Most U.S. refineries, which were built when the country imports of crude oil were growing, are fitted to process heavy petroleum — not the light, sweet crude oil that represents the increase in domestic production. As a result, the impressive production growth over the last decade has largely outpaced our refining capabilities, creating a glut of light crude oil locked inside our borders.
That abundant supply is good for consumers only insofar as we can use it or make it available on the world market. Since most refineries can’t turn it into the products consumers use, and those that are able to are more or less at capacity, these resources are left to languish. As a result while crude prices have declined, they have not fallen as far as they would if exports were allowed to add to global supplies. Since most of the price of gasoline and diesel represents the cost of crude oil, lower world prices help keep prices low for U.S. consumers. At the same time, greater demand for domestic oil creates an incentive for continued domestic production.
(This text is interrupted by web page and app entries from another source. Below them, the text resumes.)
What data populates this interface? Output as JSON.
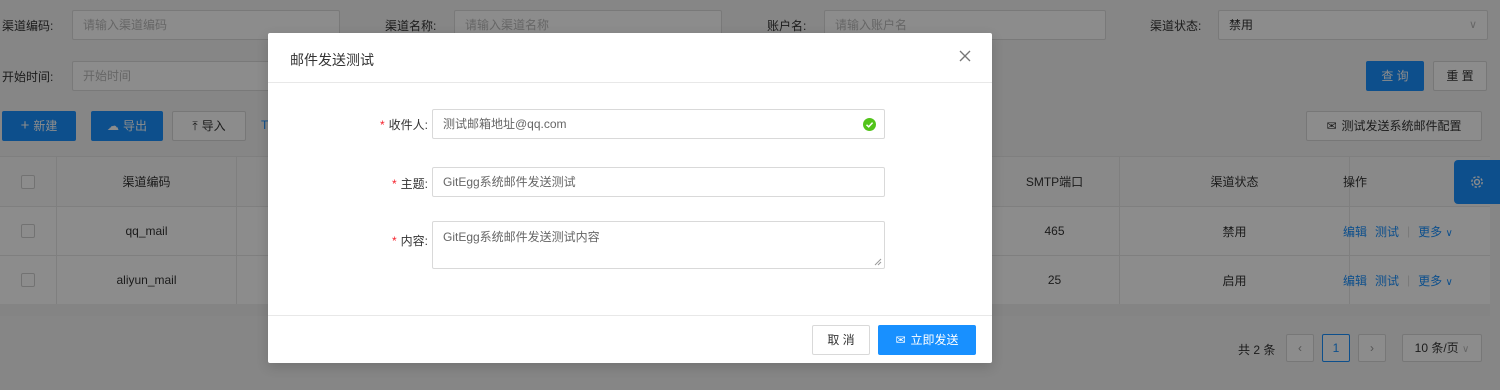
{
  "filters": {
    "code_label": "渠道编码:",
    "code_placeholder": "请输入渠道编码",
    "name_label": "渠道名称:",
    "name_placeholder": "请输入渠道名称",
    "account_label": "账户名:",
    "account_placeholder": "请输入账户名",
    "status_label": "渠道状态:",
    "status_value": "禁用",
    "start_label": "开始时间:",
    "start_placeholder": "开始时间"
  },
  "actions": {
    "query": "查 询",
    "reset": "重 置",
    "new": "新建",
    "export": "导出",
    "import": "导入",
    "partial_link": "T",
    "test_config": "测试发送系统邮件配置"
  },
  "table": {
    "headers": {
      "code": "渠道编码",
      "smtp_port": "SMTP端口",
      "status": "渠道状态",
      "ops": "操作"
    },
    "rows": [
      {
        "code": "qq_mail",
        "smtp_port": "465",
        "status": "禁用"
      },
      {
        "code": "aliyun_mail",
        "smtp_port": "25",
        "status": "启用"
      }
    ],
    "op_edit": "编辑",
    "op_test": "测试",
    "op_more": "更多"
  },
  "pagination": {
    "total": "共 2 条",
    "current_page": "1",
    "page_size": "10 条/页"
  },
  "modal": {
    "title": "邮件发送测试",
    "recipient_label": "收件人:",
    "recipient_value": "测试邮箱地址@qq.com",
    "subject_label": "主题:",
    "subject_value": "GitEgg系统邮件发送测试",
    "content_label": "内容:",
    "content_value": "GitEgg系统邮件发送测试内容",
    "cancel": "取 消",
    "send": "立即发送"
  },
  "colors": {
    "primary": "#1890ff",
    "required": "#f5222d",
    "success": "#52c41a"
  }
}
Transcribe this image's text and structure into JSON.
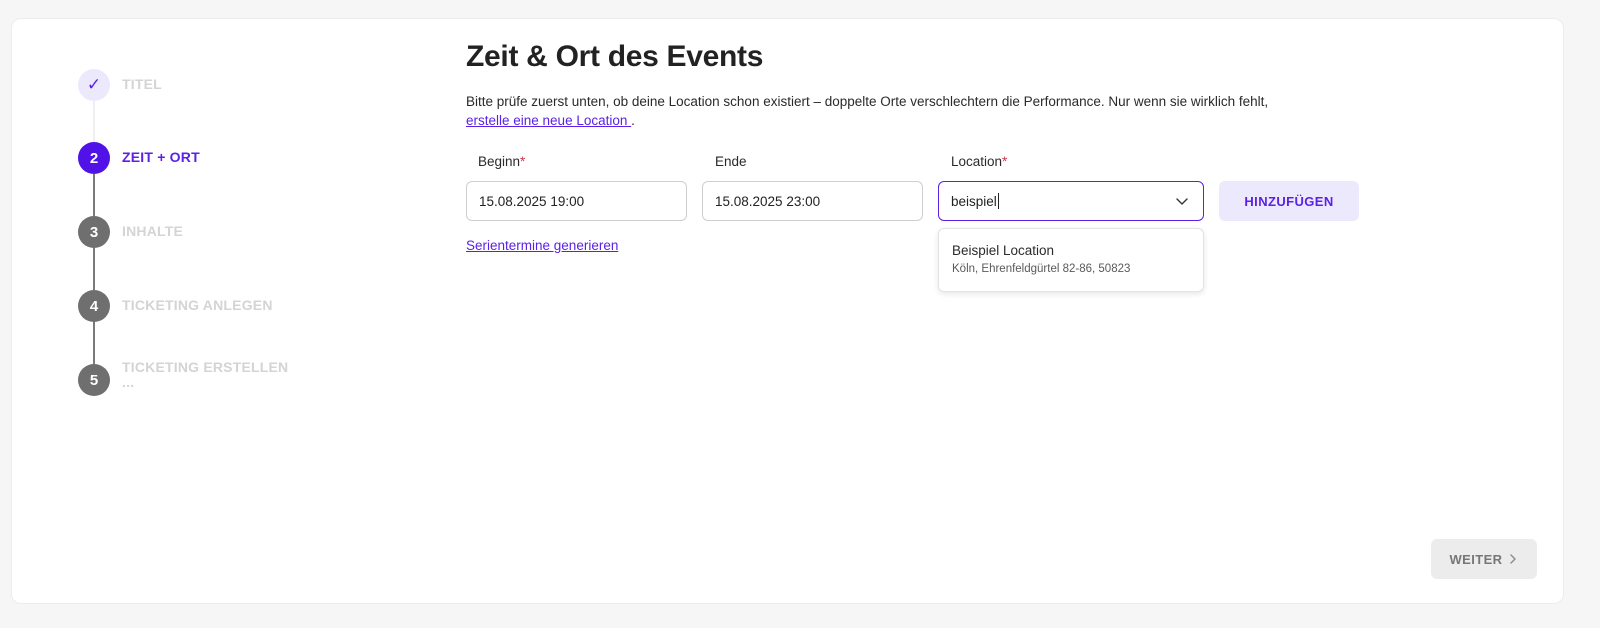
{
  "steps": [
    {
      "number": "✓",
      "label": "TITEL",
      "state": "done"
    },
    {
      "number": "2",
      "label": "ZEIT + ORT",
      "state": "active"
    },
    {
      "number": "3",
      "label": "INHALTE",
      "state": "pending"
    },
    {
      "number": "4",
      "label": "TICKETING ANLEGEN",
      "state": "pending"
    },
    {
      "number": "5",
      "label": "TICKETING ERSTELLEN",
      "sub": "...",
      "state": "pending"
    }
  ],
  "main": {
    "title": "Zeit & Ort des Events",
    "hint_text": "Bitte prüfe zuerst unten, ob deine Location schon existiert – doppelte Orte verschlechtern die Performance. Nur wenn sie wirklich fehlt,",
    "hint_link": "erstelle eine neue Location ",
    "hint_end": "."
  },
  "form": {
    "begin_label": "Beginn",
    "begin_value": "15.08.2025 19:00",
    "end_label": "Ende",
    "end_value": "15.08.2025 23:00",
    "location_label": "Location",
    "location_value": "beispiel",
    "required_mark": "*",
    "add_button": "HINZUFÜGEN",
    "serien_link": "Serientermine generieren"
  },
  "dropdown": {
    "options": [
      {
        "title": "Beispiel Location",
        "subtitle": "Köln, Ehrenfeldgürtel 82-86, 50823"
      }
    ]
  },
  "footer": {
    "next_button": "WEITER"
  },
  "colors": {
    "accent": "#5b21e6",
    "accent_light": "#ece9fc",
    "required": "#d0324b"
  }
}
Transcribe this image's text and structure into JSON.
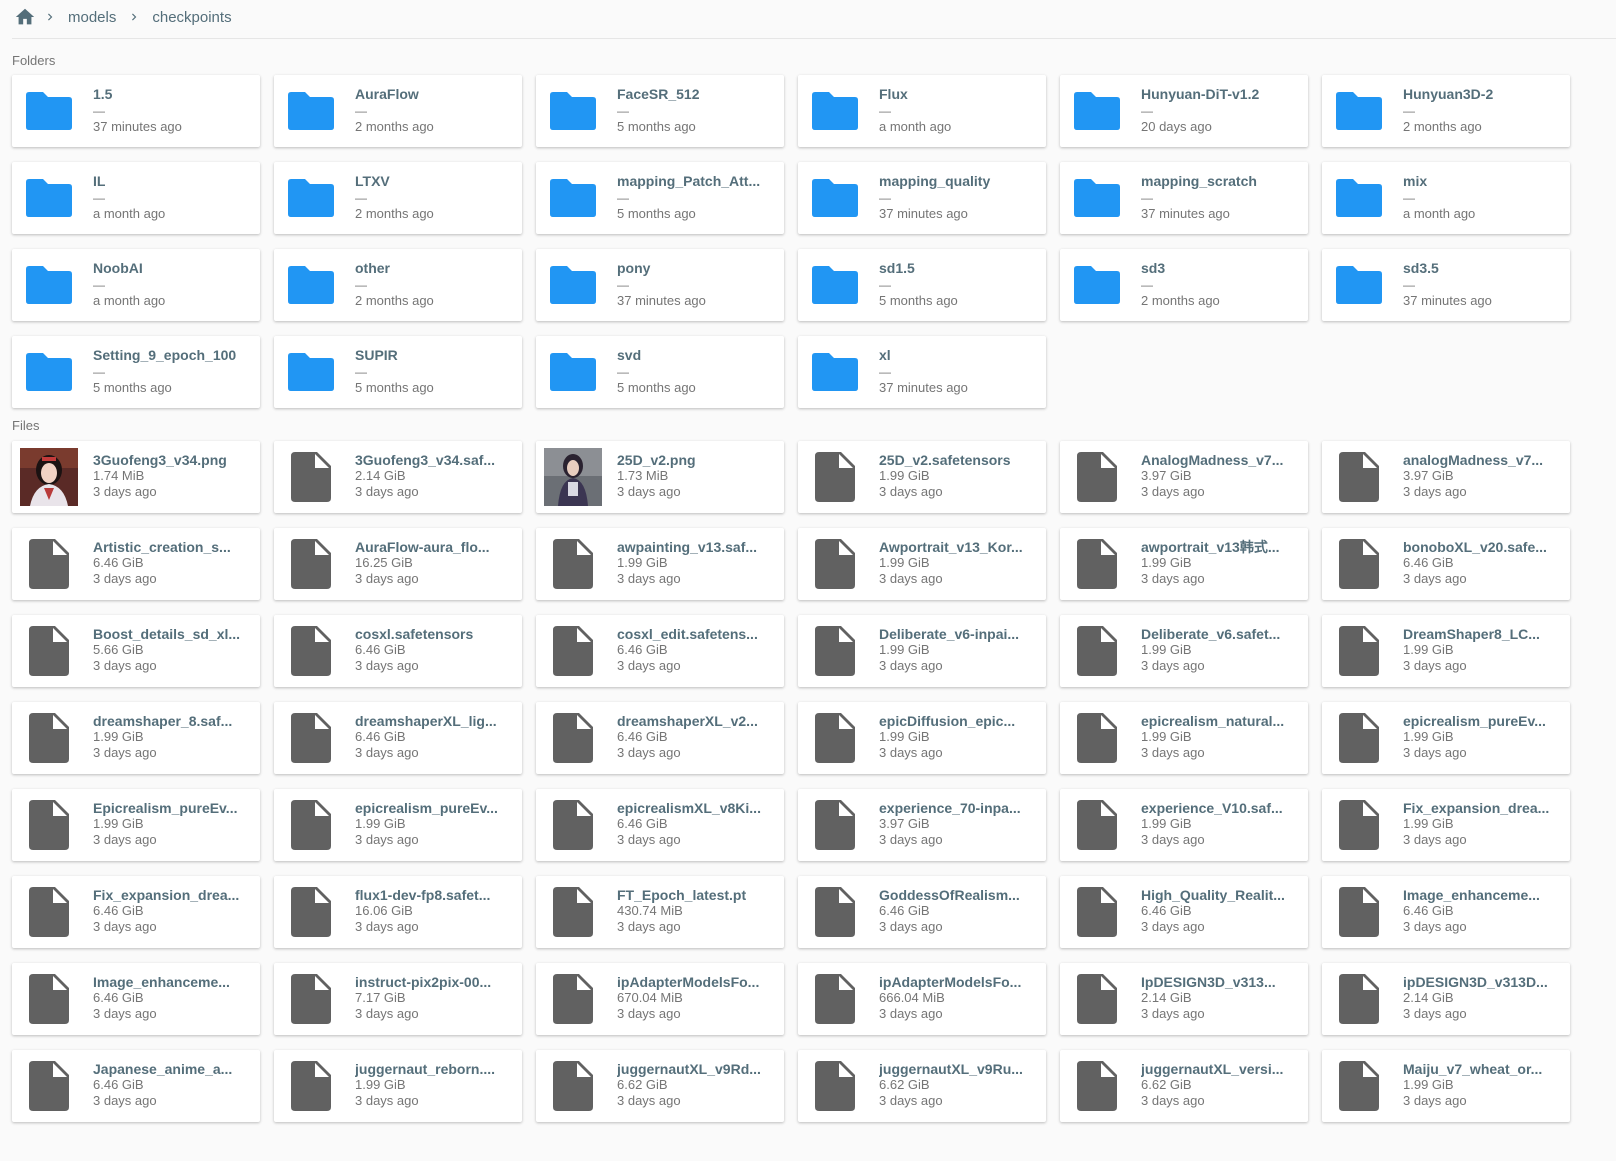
{
  "breadcrumb": {
    "items": [
      "models",
      "checkpoints"
    ]
  },
  "sections": {
    "folders_label": "Folders",
    "files_label": "Files"
  },
  "colors": {
    "folder_icon": "#2196f3",
    "file_icon": "#616161",
    "text": "#546e7a"
  },
  "icons": {
    "home": "home-icon",
    "separator": "chevron-right-icon",
    "folder": "folder-icon",
    "file": "file-icon"
  },
  "folders": [
    {
      "name": "1.5",
      "size": "—",
      "modified": "37 minutes ago"
    },
    {
      "name": "AuraFlow",
      "size": "—",
      "modified": "2 months ago"
    },
    {
      "name": "FaceSR_512",
      "size": "—",
      "modified": "5 months ago"
    },
    {
      "name": "Flux",
      "size": "—",
      "modified": "a month ago"
    },
    {
      "name": "Hunyuan-DiT-v1.2",
      "size": "—",
      "modified": "20 days ago"
    },
    {
      "name": "Hunyuan3D-2",
      "size": "—",
      "modified": "2 months ago"
    },
    {
      "name": "IL",
      "size": "—",
      "modified": "a month ago"
    },
    {
      "name": "LTXV",
      "size": "—",
      "modified": "2 months ago"
    },
    {
      "name": "mapping_Patch_Att...",
      "size": "—",
      "modified": "5 months ago"
    },
    {
      "name": "mapping_quality",
      "size": "—",
      "modified": "37 minutes ago"
    },
    {
      "name": "mapping_scratch",
      "size": "—",
      "modified": "37 minutes ago"
    },
    {
      "name": "mix",
      "size": "—",
      "modified": "a month ago"
    },
    {
      "name": "NoobAI",
      "size": "—",
      "modified": "a month ago"
    },
    {
      "name": "other",
      "size": "—",
      "modified": "2 months ago"
    },
    {
      "name": "pony",
      "size": "—",
      "modified": "37 minutes ago"
    },
    {
      "name": "sd1.5",
      "size": "—",
      "modified": "5 months ago"
    },
    {
      "name": "sd3",
      "size": "—",
      "modified": "2 months ago"
    },
    {
      "name": "sd3.5",
      "size": "—",
      "modified": "37 minutes ago"
    },
    {
      "name": "Setting_9_epoch_100",
      "size": "—",
      "modified": "5 months ago"
    },
    {
      "name": "SUPIR",
      "size": "—",
      "modified": "5 months ago"
    },
    {
      "name": "svd",
      "size": "—",
      "modified": "5 months ago"
    },
    {
      "name": "xl",
      "size": "—",
      "modified": "37 minutes ago"
    }
  ],
  "files": [
    {
      "name": "3Guofeng3_v34.png",
      "size": "1.74 MiB",
      "modified": "3 days ago",
      "thumb": "a"
    },
    {
      "name": "3Guofeng3_v34.saf...",
      "size": "2.14 GiB",
      "modified": "3 days ago"
    },
    {
      "name": "25D_v2.png",
      "size": "1.73 MiB",
      "modified": "3 days ago",
      "thumb": "b"
    },
    {
      "name": "25D_v2.safetensors",
      "size": "1.99 GiB",
      "modified": "3 days ago"
    },
    {
      "name": "AnalogMadness_v7...",
      "size": "3.97 GiB",
      "modified": "3 days ago"
    },
    {
      "name": "analogMadness_v7...",
      "size": "3.97 GiB",
      "modified": "3 days ago"
    },
    {
      "name": "Artistic_creation_s...",
      "size": "6.46 GiB",
      "modified": "3 days ago"
    },
    {
      "name": "AuraFlow-aura_flo...",
      "size": "16.25 GiB",
      "modified": "3 days ago"
    },
    {
      "name": "awpainting_v13.saf...",
      "size": "1.99 GiB",
      "modified": "3 days ago"
    },
    {
      "name": "Awportrait_v13_Kor...",
      "size": "1.99 GiB",
      "modified": "3 days ago"
    },
    {
      "name": "awportrait_v13韩式...",
      "size": "1.99 GiB",
      "modified": "3 days ago"
    },
    {
      "name": "bonoboXL_v20.safe...",
      "size": "6.46 GiB",
      "modified": "3 days ago"
    },
    {
      "name": "Boost_details_sd_xl...",
      "size": "5.66 GiB",
      "modified": "3 days ago"
    },
    {
      "name": "cosxl.safetensors",
      "size": "6.46 GiB",
      "modified": "3 days ago"
    },
    {
      "name": "cosxl_edit.safetens...",
      "size": "6.46 GiB",
      "modified": "3 days ago"
    },
    {
      "name": "Deliberate_v6-inpai...",
      "size": "1.99 GiB",
      "modified": "3 days ago"
    },
    {
      "name": "Deliberate_v6.safet...",
      "size": "1.99 GiB",
      "modified": "3 days ago"
    },
    {
      "name": "DreamShaper8_LC...",
      "size": "1.99 GiB",
      "modified": "3 days ago"
    },
    {
      "name": "dreamshaper_8.saf...",
      "size": "1.99 GiB",
      "modified": "3 days ago"
    },
    {
      "name": "dreamshaperXL_lig...",
      "size": "6.46 GiB",
      "modified": "3 days ago"
    },
    {
      "name": "dreamshaperXL_v2...",
      "size": "6.46 GiB",
      "modified": "3 days ago"
    },
    {
      "name": "epicDiffusion_epic...",
      "size": "1.99 GiB",
      "modified": "3 days ago"
    },
    {
      "name": "epicrealism_natural...",
      "size": "1.99 GiB",
      "modified": "3 days ago"
    },
    {
      "name": "epicrealism_pureEv...",
      "size": "1.99 GiB",
      "modified": "3 days ago"
    },
    {
      "name": "Epicrealism_pureEv...",
      "size": "1.99 GiB",
      "modified": "3 days ago"
    },
    {
      "name": "epicrealism_pureEv...",
      "size": "1.99 GiB",
      "modified": "3 days ago"
    },
    {
      "name": "epicrealismXL_v8Ki...",
      "size": "6.46 GiB",
      "modified": "3 days ago"
    },
    {
      "name": "experience_70-inpa...",
      "size": "3.97 GiB",
      "modified": "3 days ago"
    },
    {
      "name": "experience_V10.saf...",
      "size": "1.99 GiB",
      "modified": "3 days ago"
    },
    {
      "name": "Fix_expansion_drea...",
      "size": "1.99 GiB",
      "modified": "3 days ago"
    },
    {
      "name": "Fix_expansion_drea...",
      "size": "6.46 GiB",
      "modified": "3 days ago"
    },
    {
      "name": "flux1-dev-fp8.safet...",
      "size": "16.06 GiB",
      "modified": "3 days ago"
    },
    {
      "name": "FT_Epoch_latest.pt",
      "size": "430.74 MiB",
      "modified": "3 days ago"
    },
    {
      "name": "GoddessOfRealism...",
      "size": "6.46 GiB",
      "modified": "3 days ago"
    },
    {
      "name": "High_Quality_Realit...",
      "size": "6.46 GiB",
      "modified": "3 days ago"
    },
    {
      "name": "Image_enhanceme...",
      "size": "6.46 GiB",
      "modified": "3 days ago"
    },
    {
      "name": "Image_enhanceme...",
      "size": "6.46 GiB",
      "modified": "3 days ago"
    },
    {
      "name": "instruct-pix2pix-00...",
      "size": "7.17 GiB",
      "modified": "3 days ago"
    },
    {
      "name": "ipAdapterModelsFo...",
      "size": "670.04 MiB",
      "modified": "3 days ago"
    },
    {
      "name": "ipAdapterModelsFo...",
      "size": "666.04 MiB",
      "modified": "3 days ago"
    },
    {
      "name": "IpDESIGN3D_v313...",
      "size": "2.14 GiB",
      "modified": "3 days ago"
    },
    {
      "name": "ipDESIGN3D_v313D...",
      "size": "2.14 GiB",
      "modified": "3 days ago"
    },
    {
      "name": "Japanese_anime_a...",
      "size": "6.46 GiB",
      "modified": "3 days ago"
    },
    {
      "name": "juggernaut_reborn....",
      "size": "1.99 GiB",
      "modified": "3 days ago"
    },
    {
      "name": "juggernautXL_v9Rd...",
      "size": "6.62 GiB",
      "modified": "3 days ago"
    },
    {
      "name": "juggernautXL_v9Ru...",
      "size": "6.62 GiB",
      "modified": "3 days ago"
    },
    {
      "name": "juggernautXL_versi...",
      "size": "6.62 GiB",
      "modified": "3 days ago"
    },
    {
      "name": "Maiju_v7_wheat_or...",
      "size": "1.99 GiB",
      "modified": "3 days ago"
    }
  ]
}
Sadly, some activists have fanned public concerns about opening our energy trade borders. A recent poll that posited exporting oil “could threaten American energy security” and “would only increase gas prices here at home” (both wildly untrue) found about 7 in 10 respondents were wary of lifting export restrictions. Who wouldn’t be if those were the consequences? Fortunately, they’re not.
And the Center for American Progress’ analysis of the poll — which drew the conclusion the government should restrict exports and prescribe investment in domestic refining capacity — argues for the kind of central planning one would expect of Argentina or Venezuela, not a country founded on the principles of free-market economics. Americans expect responsible energy policy, but not a government-run system as CAP would suggest. We tried that before and it was a colossal failure.
Over the past decade, domestic energy production has rocketed, driven by improvements in technology. Today, the United States produces more than 9 million barrels of oil each day and is now the world’s biggest energy producer, ahead of Saudi Arabia and Russia. While the concerns that motivated lawmakers to enact restriction on energy exports decades ago are little more than a memory now, they should not be repeated.
Moreover, the United States has long embraced the principles of market based economics, and Americans strongly support open and honest trade. In 2010, President Barack Obama set the goal of doubling U.S. exports within five years. Competitive trade is one of the best tools we have to help reduce trade deficits and bolster economic growth. There is no reason we should exclude the energy sector, one of our strongest assets, from being part of that.
Sen. Lisa Murkowski, R-Alaska, has long recognized this, making repeal of the crude oil export ban one of her top priorities as the new chairwoman of the Senate Energy and Natural Resources Committee. Her fellow senators should fully embrace this effort. We shouldn’t let outdated policies, the reluctance to revise them, or the misconception that doing so could hurt American consumers undo the energy revolution that is happening here at home.
William O’Keefe, chief executive officer of the George C. Marshall Institute, is president of Solutions Consulting Inc.